EXERCISE PROMPT: Output the entries that follow character for character. Leave every image out.
-------- DATA PROVIDED --------
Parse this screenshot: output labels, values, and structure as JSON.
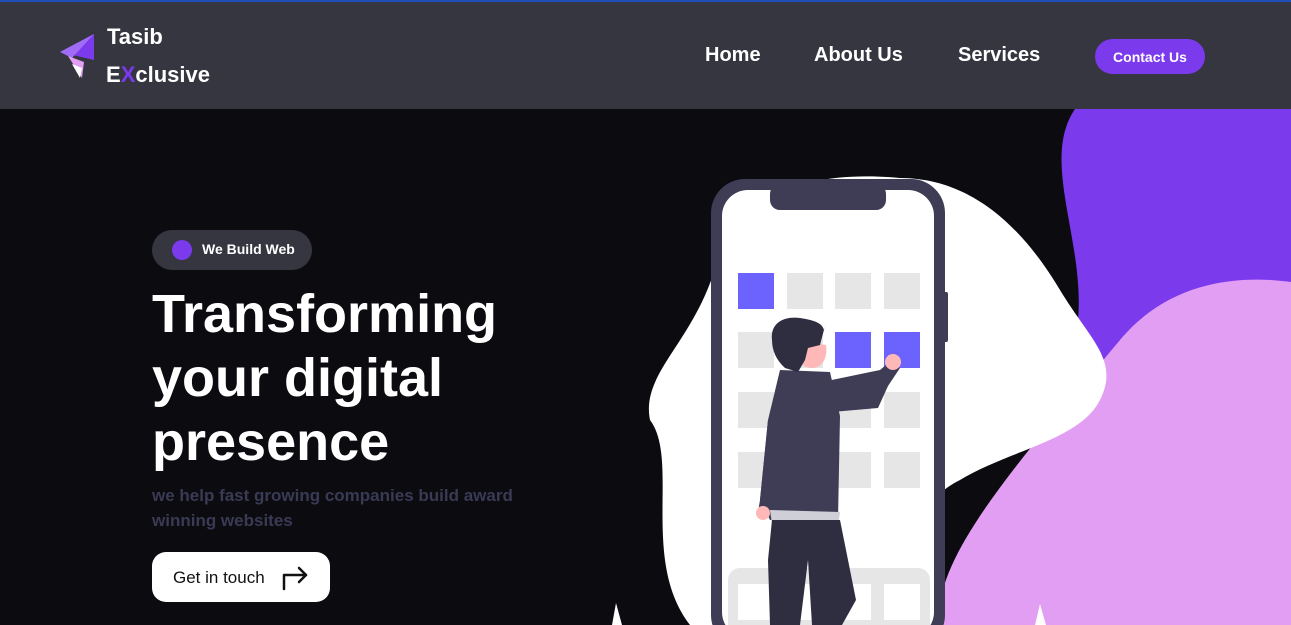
{
  "brand": {
    "line1": "Tasib",
    "line2_prefix": "E",
    "line2_accent": "X",
    "line2_suffix": "clusive",
    "accent_color": "#7c3aed"
  },
  "nav": {
    "items": [
      {
        "label": "Home"
      },
      {
        "label": "About Us"
      },
      {
        "label": "Services"
      }
    ],
    "contact_label": "Contact Us"
  },
  "hero": {
    "badge": "We Build Web",
    "headline": "Transforming your digital presence",
    "subtext": "we help fast growing companies build award winning websites",
    "cta_label": "Get in touch",
    "cta_icon": "arrow-turn-right-icon"
  },
  "colors": {
    "navbar": "#363641",
    "background": "#0b0b10",
    "accent": "#7c3aed",
    "illustration_pink": "#e29ef2",
    "tile_blue": "#6c63ff"
  }
}
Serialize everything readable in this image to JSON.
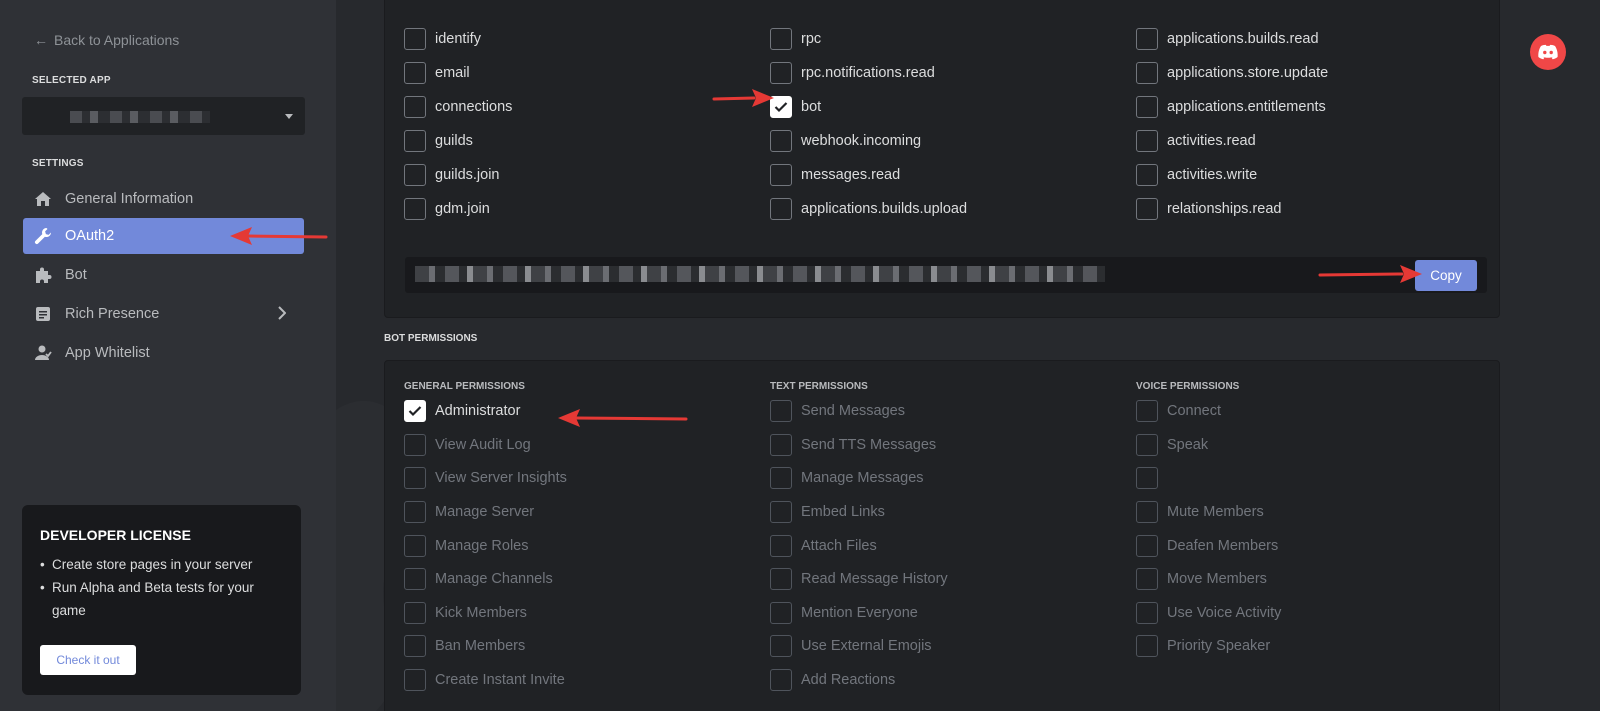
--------
ANSWER AREA:
Parse this screenshot: output labels, values, and structure as JSON.
{
  "brand": {
    "line1": "Tasib",
    "line2_prefix": "E",
    "line2_accent": "X",
    "line2_suffix": "clusive",
    "accent_color": "#7c3aed"
  },
  "nav": {
    "items": [
      {
        "label": "Home"
      },
      {
        "label": "About Us"
      },
      {
        "label": "Services"
      }
    ],
    "contact_label": "Contact Us"
  },
  "hero": {
    "badge": "We Build Web",
    "headline": "Transforming your digital presence",
    "subtext": "we help fast growing companies build award winning websites",
    "cta_label": "Get in touch",
    "cta_icon": "arrow-turn-right-icon"
  },
  "colors": {
    "navbar": "#363641",
    "background": "#0b0b10",
    "accent": "#7c3aed",
    "illustration_pink": "#e29ef2",
    "tile_blue": "#6c63ff"
  }
}
Serialize everything readable in this image to JSON.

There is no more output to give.